# Sir Isaac Newton (born 25 December 1642)

The life cycle 124875

Important years of life

1679 5

1684 1

1685 2

1687 4

1691 8

1699 7

1706 5

1711 1

1712 2

1714 4

1718 8

1726 5

wiki information https://en.wikipedia.org/wiki/Isaac_Newton

In **1679**, Newton returned to his work on (celestial) mechanics by considering gravitation and its effect on the orbits of planets with reference to Kepler’s laws of planetary motion. This followed stimulation by a brief exchange of letters in **1679**–80 with Hooke, who had been appointed to manage the Royal Society’s correspondence, and who opened a correspondence intended to elicit contributions from Newton to Royal Society transactions

Newton later became involved in a dispute with Leibniz over priority in the development of calculus (the Leibniz–Newton calculus controversy). Most modern historians believe that Newton and Leibniz developed calculus independently, although with very different notations. Occasionally it has been suggested that Newton published almost nothing about it until 1693, and did not give a full account until 1704, while Leibniz began publishing a full account of his methods in **1684**. (Leibniz’s notation and “differential Method”, nowadays recognised as much more convenient notations, were adopted by continental European mathematicians, and after 1820 or so, also by British mathematicians.) But such a suggestion fails to account for the content of calculus in Book 1 of Newton’s Principia itself (published **1687**) and in its forerunner manuscripts, such as De motu corporum in gyrum (“On the motion of bodies in orbit”) of 1684; this content has been pointed out by critics of both Newton’s time and modern times.
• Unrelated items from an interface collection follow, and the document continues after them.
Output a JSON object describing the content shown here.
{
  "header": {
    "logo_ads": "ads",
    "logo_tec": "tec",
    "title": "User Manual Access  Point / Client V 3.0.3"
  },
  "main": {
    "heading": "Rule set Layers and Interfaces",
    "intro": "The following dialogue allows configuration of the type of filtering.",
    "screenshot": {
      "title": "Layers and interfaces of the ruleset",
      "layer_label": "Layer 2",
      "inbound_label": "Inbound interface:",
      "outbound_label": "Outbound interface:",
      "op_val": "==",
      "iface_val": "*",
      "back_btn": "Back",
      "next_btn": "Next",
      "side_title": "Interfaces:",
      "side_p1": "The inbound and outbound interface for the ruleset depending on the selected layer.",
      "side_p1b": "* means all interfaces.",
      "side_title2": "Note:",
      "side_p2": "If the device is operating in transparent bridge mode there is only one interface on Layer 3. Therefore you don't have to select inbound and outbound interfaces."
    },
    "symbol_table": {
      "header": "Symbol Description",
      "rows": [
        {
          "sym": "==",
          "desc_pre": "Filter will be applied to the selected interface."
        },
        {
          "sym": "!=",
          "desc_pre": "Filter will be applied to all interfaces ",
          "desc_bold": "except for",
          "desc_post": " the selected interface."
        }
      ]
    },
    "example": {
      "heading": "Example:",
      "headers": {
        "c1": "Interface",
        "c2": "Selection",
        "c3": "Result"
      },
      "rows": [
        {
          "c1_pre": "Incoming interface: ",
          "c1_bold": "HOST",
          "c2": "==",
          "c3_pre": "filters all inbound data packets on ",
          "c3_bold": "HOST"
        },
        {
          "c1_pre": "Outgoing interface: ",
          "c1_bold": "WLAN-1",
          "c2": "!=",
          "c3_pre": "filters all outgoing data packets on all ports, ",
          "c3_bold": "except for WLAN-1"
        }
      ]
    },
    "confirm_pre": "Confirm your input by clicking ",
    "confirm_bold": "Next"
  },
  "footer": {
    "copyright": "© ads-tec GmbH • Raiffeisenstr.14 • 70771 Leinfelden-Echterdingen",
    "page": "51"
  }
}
The Principia is not written in the language of calculus either as we know it or as Newton’s (later) ‘dot’ notation would write it. His work extensively uses calculus in geometric form based on limiting values of the ratios of vanishing small quantities: in the Principia itself, Newton gave demonstration of this under the name of ‘the method of first and last ratios'[24] and explained why he put his expositions in this form, remarking also that ‘hereby the same thing is performed as by the method of indivisibles’.

Because of this, the Principia has been called “a book dense with the theory and application of the infinitesimal calculus” in modern times and “lequel est presque tout de ce calcul” (‘nearly all of it is of this calculus’) in Newton’s time. His use of methods involving “one or more orders of the infinitesimally small” is present in his De motu corporum in gyrum of **1684** and in his papers on motion “during the two decades preceding **1684**”

…Newton communicated his results to Edmond Halley and to the Royal Society in De motu corporum in gyrum, a tract written on about nine sheets which was copied into the Royal Society’s Register Book in December **1684**. This tract contained the nucleus that Newton developed and expanded to form the Principia.

His book Philosophiæ Naturalis Principia Mathematica (“Mathematical Principles of Natural Philosophy”), first published in **1687**, laid the foundations of classical mechanics.

The Principia was published on 5 July **1687 **with encouragement and financial help from Edmond Halley.

**5 July 1687 = 1699**

Starting in **1699**, other members of the Royal Society (of which Newton was a member) accused Leibniz of plagiarism. The dispute then broke out in full force in 1711 when the Royal Society proclaimed in a study that it was Newton who was the true discoverer and labelled Leibniz a fraud. This study was cast into doubt when it was later found that Newton himself wrote the study’s concluding remarks on Leibniz. Thus began the bitter controversy which marred the lives of both Newton and Leibniz until the latter’s death in 1716.

Isaac Newton in old age in **1712**, portrait by Sir James Thornhill

Newton died in his sleep in London on 20 March **1726**/1727

(OS 20 March 1726; NS 31 March 1727)